Achievement First, a school system in New York City and Connecticut, had a similar story to tell. They built a highly effective, data-driven culture in their schools that depended on a formative assessment regimen. Initially, they administered formative assessments by hand. That proved inefficient as their school network expanded, so they contracted with a local software house to build a solution for them. The new software was more convenient for their teachers and it put better data in their hands faster – when it worked. But it wasn’t built for scale, and it couldn’t be modified or upgraded easily.
When it came time to develop version 2.0, Achievement First looked elsewhere. Wireless Generation, an innovative assessment company, stepped in to help. The two – together with a number of other school systems – are working hand in hand to create better and more adaptable systems for monitoring assessment data at scale.
Technological innovation in education need not stay forever young. And one important change in the market for education technology is likely to accelerate its maturation markedly within the next several years.

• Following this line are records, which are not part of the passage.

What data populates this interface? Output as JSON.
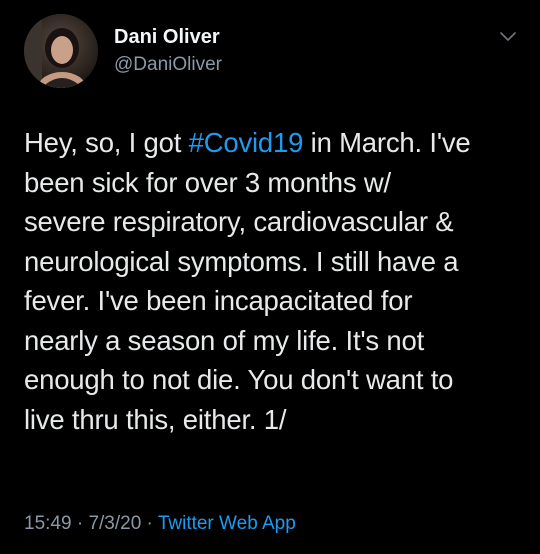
{
  "author": {
    "name": "Dani Oliver",
    "handle": "@DaniOliver"
  },
  "tweet": {
    "text_before": "Hey, so, I got ",
    "hashtag": "#Covid19",
    "text_after": " in March. I've\nbeen sick for over 3 months w/\nsevere respiratory, cardiovascular &\nneurological symptoms. I still have a\nfever. I've been incapacitated for\nnearly a season of my life. It's not\nenough to not die. You don't want to\nlive thru this, either. 1/"
  },
  "meta": {
    "time": "15:49",
    "separator": " · ",
    "date": "7/3/20",
    "source": "Twitter Web App"
  },
  "icons": {
    "more": "chevron-down-icon"
  },
  "colors": {
    "background": "#000000",
    "text": "#e7e9ea",
    "secondary": "#8b98a5",
    "accent": "#1d9bf0"
  }
}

For the first time, 42 states and the District of Columbia have adopted rigorous common standards, and 44 states are working together in two consortia to create a new generation of assessments that will genuinely assess college and career-readiness.
The development of common standards and shared assessments radically alters the market for innovation in curriculum development, professional development, and formative assessments. Previously, these markets operated on a state-by-state basis, and often on a district-by-district basis. But the adoption of common standards and shared assessments means that education entrepreneurs will enjoy national markets where the best products can be taken to scale.
In this new market, it will make sense for teachers in different regions to share curriculum materials and formative assessments. It will make sense for researchers to mine data to learn which materials and teaching strategies are effective for which students – and then feed that information back to students, teachers, and parents.
If we can match highly-effective educators with great entrepreneurs and if we can direct smart capital toward these projects, the market for technological innovation might just spurt from infancy into adolescence. That maturation would finally bring millions of America’s students the much-touted yet much-delayed benefits of the technology revolution in education.
Joanne Weiss is the Chief of Staff to U.S. Secretary of Education Arne Duncan and previously led the Obama administration’s Race to the Top program.